The REFERENCE PAGE is the place where various tidbits of additional information regarding various parts and pages of this website will be added.
THE NASHVILLE NUMBERING SYSTEM: (How It Works)
For someone who is not a musician, or who is not familiar with music, this may not make sense to you . . . but I'm hoping it will. This that I will explain below is the methodology used by many professional musicians in their process of charting chording patterns in their songs for on stage-performances. Because there are MANY musicians who do not read music (they play---as is said---"by ear") . . . so they have to have a means to identify which chord follows which chord in a song. In my many years of professional music, I don't recall anyone ever telling me that this process of charting is called the Nashville Numbering System . . . it's just what I've always called it. I hope the below attempt at explanation works for you.
Musicians, of course, perform their music by playing various arrangements of chords (such as A, B, C, D, E, F and G). These chords fall within a scale of 8 . . . called an octave; with note 8 being the same as note 1. To clarify, if you were to sing the song from "The Sound of Music" called "Do Re Mi" . . . you would sing all 8 notes . . . i.e., Do, Re, Mi, Fa, So, La, Ti, Do. We can see here that the note Do is repeated twice . . . 6 notes apart . . . so, as mentioned above, from Do to Do is called an octave.

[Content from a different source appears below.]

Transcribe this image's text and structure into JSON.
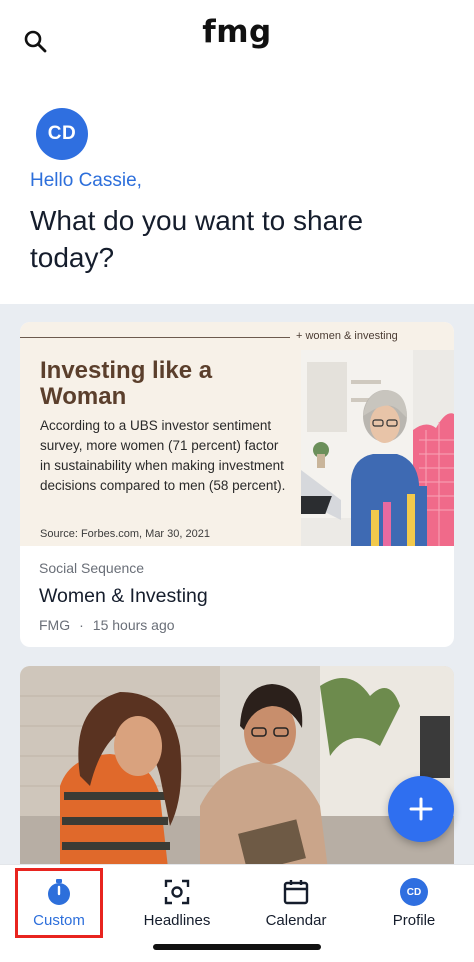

So, as you also realize, each person has a different voice . . . some have a high pitched voice, and some have a very low pitched voice . . . and there's everything in between. So, a person a person who is going to sing a song has to find which chord fits their voice, right? So, let's say that I am going to sing a song in the key of C; then the very first chord that I would play to begin my song would be the chord of C. Therefore, in this example, C---since it's the first chord I play---becomes number 1 in my song of the scale of 8. So, if my song was "Do Re Mi," I'd start singing in the key of C.
So, if you went to a piano, and played any key/note, and sang the scale in Do Re Mi . . . starting at that key/note . . . and then moved up one key/note, and sang it again starting from that key/note . . . and then moved up one more key and sang it again . . . you would have started singing the scale in three different keys/notes . . . and the very first key/note you played each time you moved up, would have been key/note number one in that scale (or the Do of that scale). Is it getting clearer?
The bottom line is this . . . The Nashville Numbering System changes the Do, Re, Mi, Fa, So, La, Ti, Do in music [chord reading] to 1, 2, 3, 4, 5, 6, 7, 8. With 1 being the first key/note/chord in which your song begins. If you have any further questions, don't hesitate to write and ask at email@example.com.